Check each line of the listing below for the string "left", and give only how many lines hold it.

▶ **Dataset records**:
<<<<

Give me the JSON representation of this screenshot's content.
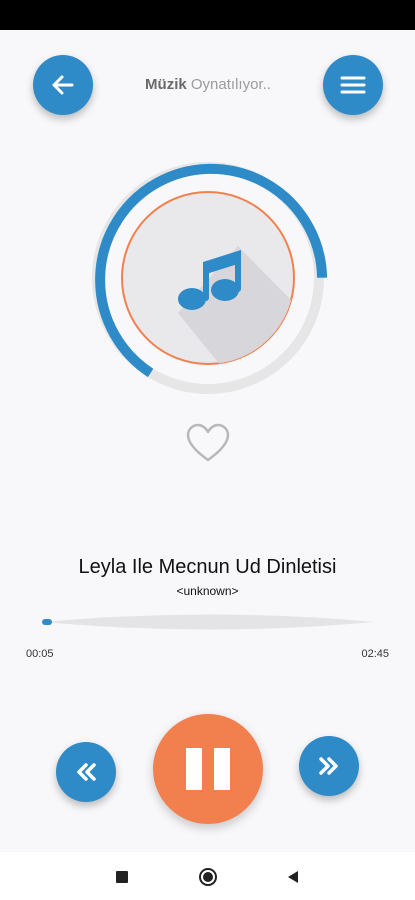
{
  "header": {
    "title_bold": "Müzik",
    "title_light": "Oynatılıyor.."
  },
  "icons": {
    "back": "arrow-left-icon",
    "menu": "hamburger-menu-icon",
    "album_art": "music-note-icon",
    "favorite": "heart-outline-icon",
    "rewind": "double-chevron-left-icon",
    "pause": "pause-icon",
    "fast_forward": "double-chevron-right-icon"
  },
  "track": {
    "title": "Leyla Ile Mecnun Ud Dinletisi",
    "artist": "<unknown>",
    "current_time": "00:05",
    "total_time": "02:45",
    "progress": 0.03
  },
  "colors": {
    "accent_blue": "#2f8bc8",
    "accent_orange": "#f2804f",
    "status_bar": "#000000"
  },
  "navbar": {
    "items": [
      "recents",
      "home",
      "back"
    ]
  }
}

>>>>

▶ **Task answer**: 2